Harassed in Brussels (by a Canadian representative for NATO) and why it’s not OK
Lately I’ve been reading a lot about rape culture and gender inequality, sometimes about progress and more often about ideas, places and (sometimes nonexistent) policies which desperately need to change. This morning as I worked, I listened to a few TED talks by men calling out that change is desperately needed: Why I’m done trying to be “man enough” by Justin Baldoni and A call to men by Tony Porter – both brilliant talks, by the way. Hearing these two mean speak seemed to open the floodgates of my memory, and I quickly grabbed my journal and wrote down countless examples of my own experiences.
The first item on the page was of my very first trip to Brussels.
I’ve been to Brussels many times. It’s a fun and quirky city. I usually come home with memories of good beer, good frites/waffles/chocolate, friendly easygoing people and beautiful buildings.
During my first visit to Brussels, when I was just 23 or 24, I went on a trip with friends – my two flatmates. The three of us were living or working in Barcelona at the same, had a week off for Semana Santa (Easter week or Spring break) and booked a host of cheap random Ryanair flights across the continent. Our first stop was Brussels.
We went out each night, as you do. One night we ended up at a karaoke bar. It was full of international young people and the music was good, so we stayed. We met lots of people from all over the world who were working or studying in Brussels, and a few tourists like ourselves.
A pale friendly guy named Brandon was being very friendly with me and I didn’t pay much attention to his behaviour. He told me he was Canadian and working in Brussels as a representative for his government at NATO. I assumed this meant he was a respectable guy. I was wrong.
We had drinks all together, sang along (very poorly) to the karaoke songs being played, and it started off as a pretty fun night. At one point Brandon asked me to come with him to another place in the bar. I didn’t see the harm in it and went along.
He ended up pushing me into the men’s bathrooms and into a stall. He then locked the door and stood in front of it. He then poured his drunken heart out and told me he fancied me and really wanted to show me his genitals. I laughed at first, in total disbelief. But he was serious. I tried to get out but he wouldn’t let me leave. He kept insisting I needed to see.
I repeatedly told him no in just about every way I could think of: No. I don’t want to see. I am engaged. I’m in a relationship. I have no desire to see anything. Let me out. I don’t want to be in here…
He wouldn’t let down and he wouldn’t let me out.
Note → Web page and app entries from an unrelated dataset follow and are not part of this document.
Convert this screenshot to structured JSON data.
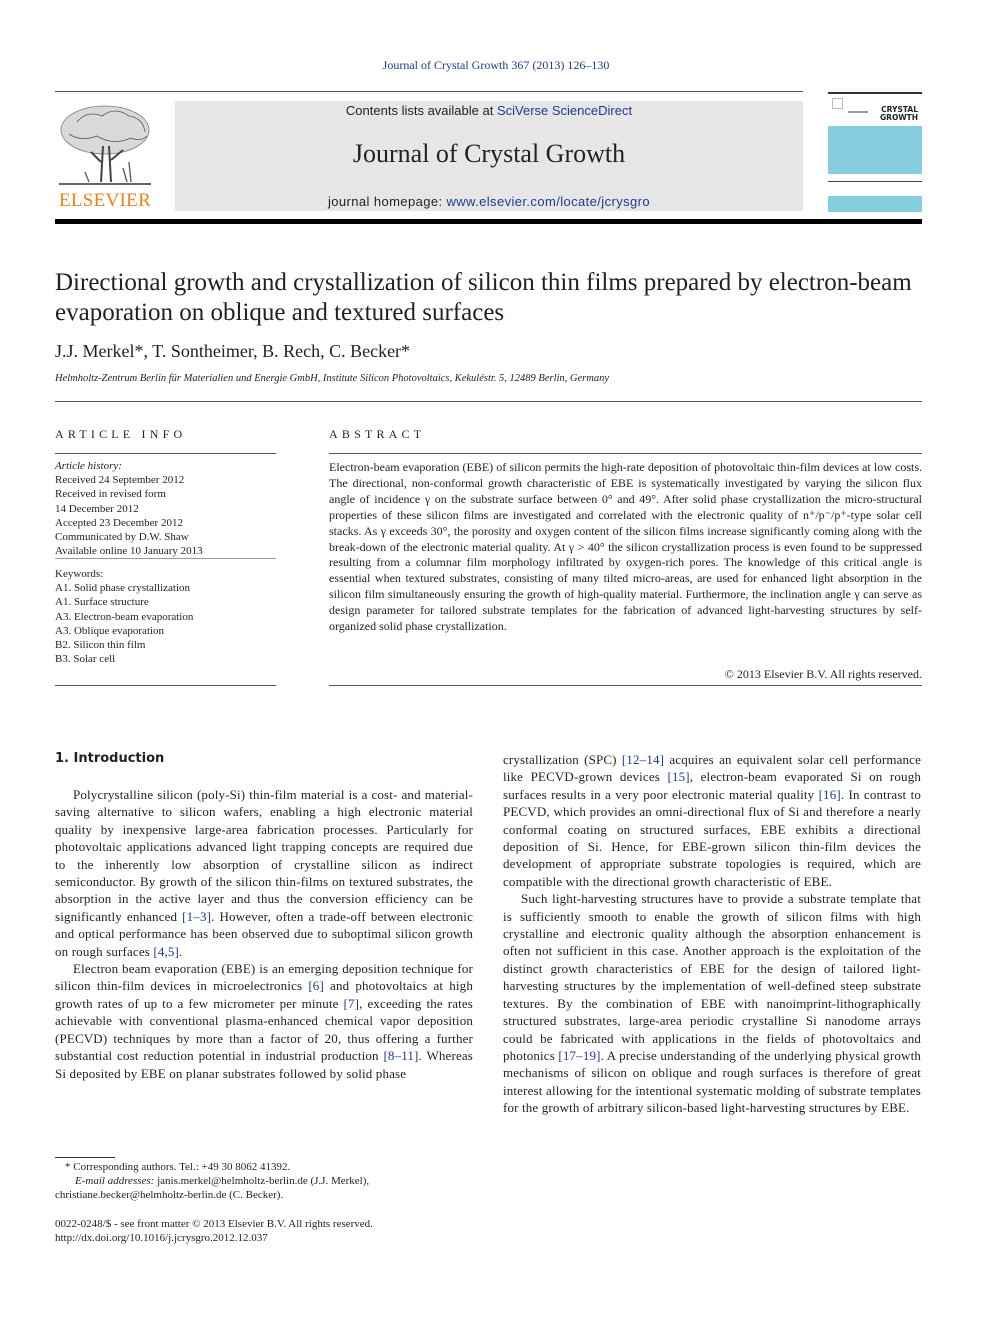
{
  "running_head": "Journal of Crystal Growth 367 (2013) 126–130",
  "header": {
    "publisher_logo_text": "ELSEVIER",
    "contents_prefix": "Contents lists available at ",
    "contents_link": "SciVerse ScienceDirect",
    "journal_name": "Journal of Crystal Growth",
    "homepage_prefix": "journal homepage: ",
    "homepage_link": "www.elsevier.com/locate/jcrysgro",
    "cover_title_line1": "CRYSTAL",
    "cover_title_line2": "GROWTH",
    "colors": {
      "elsevier_orange": "#f07f1a",
      "link_blue": "#1f3a93",
      "cover_blue": "#87cde0",
      "header_grey": "#e6e6e6"
    }
  },
  "article": {
    "title": "Directional growth and crystallization of silicon thin films prepared by electron-beam evaporation on oblique and textured surfaces",
    "authors": "J.J. Merkel*, T. Sontheimer, B. Rech, C. Becker*",
    "affiliation": "Helmholtz-Zentrum Berlin für Materialien und Energie GmbH, Institute Silicon Photovoltaics, Kekuléstr. 5, 12489 Berlin, Germany"
  },
  "article_info": {
    "heading": "ARTICLE INFO",
    "history_label": "Article history:",
    "history": [
      "Received 24 September 2012",
      "Received in revised form",
      "14 December 2012",
      "Accepted 23 December 2012",
      "Communicated by D.W. Shaw",
      "Available online 10 January 2013"
    ],
    "keywords_label": "Keywords:",
    "keywords": [
      "A1. Solid phase crystallization",
      "A1. Surface structure",
      "A3. Electron-beam evaporation",
      "A3. Oblique evaporation",
      "B2. Silicon thin film",
      "B3. Solar cell"
    ]
  },
  "abstract": {
    "heading": "ABSTRACT",
    "text": "Electron-beam evaporation (EBE) of silicon permits the high-rate deposition of photovoltaic thin-film devices at low costs. The directional, non-conformal growth characteristic of EBE is systematically investigated by varying the silicon flux angle of incidence γ on the substrate surface between 0° and 49°. After solid phase crystallization the micro-structural properties of these silicon films are investigated and correlated with the electronic quality of n⁺/p⁻/p⁺-type solar cell stacks. As γ exceeds 30°, the porosity and oxygen content of the silicon films increase significantly coming along with the break-down of the electronic material quality. At γ > 40° the silicon crystallization process is even found to be suppressed resulting from a columnar film morphology infiltrated by oxygen-rich pores. The knowledge of this critical angle is essential when textured substrates, consisting of many tilted micro-areas, are used for enhanced light absorption in the silicon film simultaneously ensuring the growth of high-quality material. Furthermore, the inclination angle γ can serve as design parameter for tailored substrate templates for the fabrication of advanced light-harvesting structures by self-organized solid phase crystallization.",
    "copyright": "© 2013 Elsevier B.V. All rights reserved."
  },
  "introduction": {
    "heading": "1.  Introduction",
    "left_p1": [
      "Polycrystalline silicon (poly-Si) thin-film material is a cost- and material-saving alternative to silicon wafers, enabling a high electronic material quality by inexpensive large-area fabrication processes. Particularly for photovoltaic applications advanced light trapping concepts are required due to the inherently low absorption of crystalline silicon as indirect semiconductor. By growth of the silicon thin-films on textured substrates, the absorption in the active layer and thus the conversion efficiency can be significantly enhanced ",
      "[1–3]",
      ". However, often a trade-off between electronic and optical performance has been observed due to suboptimal silicon growth on rough surfaces ",
      "[4,5]",
      "."
    ],
    "left_p2": [
      "Electron beam evaporation (EBE) is an emerging deposition technique for silicon thin-film devices in microelectronics ",
      "[6]",
      " and photovoltaics at high growth rates of up to a few micrometer per minute ",
      "[7]",
      ", exceeding the rates achievable with conventional plasma-enhanced chemical vapor deposition (PECVD) techniques by more than a factor of 20, thus offering a further substantial cost reduction potential in industrial production ",
      "[8–11]",
      ". Whereas Si deposited by EBE on planar substrates followed by solid phase"
    ],
    "right_p1": [
      "crystallization (SPC) ",
      "[12–14]",
      " acquires an equivalent solar cell performance like PECVD-grown devices ",
      "[15]",
      ", electron-beam evaporated Si on rough surfaces results in a very poor electronic material quality ",
      "[16]",
      ". In contrast to PECVD, which provides an omni-directional flux of Si and therefore a nearly conformal coating on structured surfaces, EBE exhibits a directional deposition of Si. Hence, for EBE-grown silicon thin-film devices the development of appropriate substrate topologies is required, which are compatible with the directional growth characteristic of EBE."
    ],
    "right_p2": [
      "Such light-harvesting structures have to provide a substrate template that is sufficiently smooth to enable the growth of silicon films with high crystalline and electronic quality although the absorption enhancement is often not sufficient in this case. Another approach is the exploitation of the distinct growth characteristics of EBE for the design of tailored light-harvesting structures by the implementation of well-defined steep substrate textures. By the combination of EBE with nanoimprint-lithographically structured substrates, large-area periodic crystalline Si nanodome arrays could be fabricated with applications in the fields of photovoltaics and photonics ",
      "[17–19]",
      ". A precise understanding of the underlying physical growth mechanisms of silicon on oblique and rough surfaces is therefore of great interest allowing for the intentional systematic molding of substrate templates for the growth of arbitrary silicon-based light-harvesting structures by EBE."
    ]
  },
  "footnote": {
    "corresponding": "* Corresponding authors. Tel.: +49 30 8062 41392.",
    "email_label": "E-mail addresses:",
    "email_1": " janis.merkel@helmholtz-berlin.de (J.J. Merkel),",
    "email_2": "christiane.becker@helmholtz-berlin.de (C. Becker).",
    "front_matter": "0022-0248/$ - see front matter © 2013 Elsevier B.V. All rights reserved.",
    "doi": "http://dx.doi.org/10.1016/j.jcrysgro.2012.12.037"
  }
}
After what seemed like an eternity, one of my flatmates (a beautiful Swedish guy who I ended up marrying :-)) came to my rescue. He was looking for me all over the bar and couldn’t find me. He came into the bathroom and called my name to see if I was there. I responded, so incredibly relieved. And of course, when faced with another person in the room, the drunken Canadian representative for NATO had no choice but to let me out.
Luckily nothing happened but I was terrified. And so eternally grateful to my flatmate for rescuing me. There’s no telling what would have happened if he hadn’t been such a gentleman and come looking for me.
Afterwards, we continued our night, but oddly enough the Canadian still persisted. I don’t know whether it was machismo, drunken stupidity, or a combination, but he kept coming up to me, offering to buy me drinks, and trying to chat with me as if nothing had happened. I was furious and was admittedly very rude to him thereafter.
I was fuming afterwards but I didn’t know what else could be done. Should I have reported him to the bar or to the authorities? Probably.
I was lucky in my experience, but that doesn’t mean everyone who encounters this man has been or will be. This type of aggressive controlling and misogynistic behaviour isn’t OK. It isn’t right for a man to think it’s completely acceptable to show his genitals to whomever he pleases in public. It’s not OK for a man to think he’s within his rights to force a woman to do things she doesn’t want to do.
We need to teach our sons to respect women, respect their choices, and that no means no. Persistence isn’t cute or charming. It’s disrespectful and it needs to stop.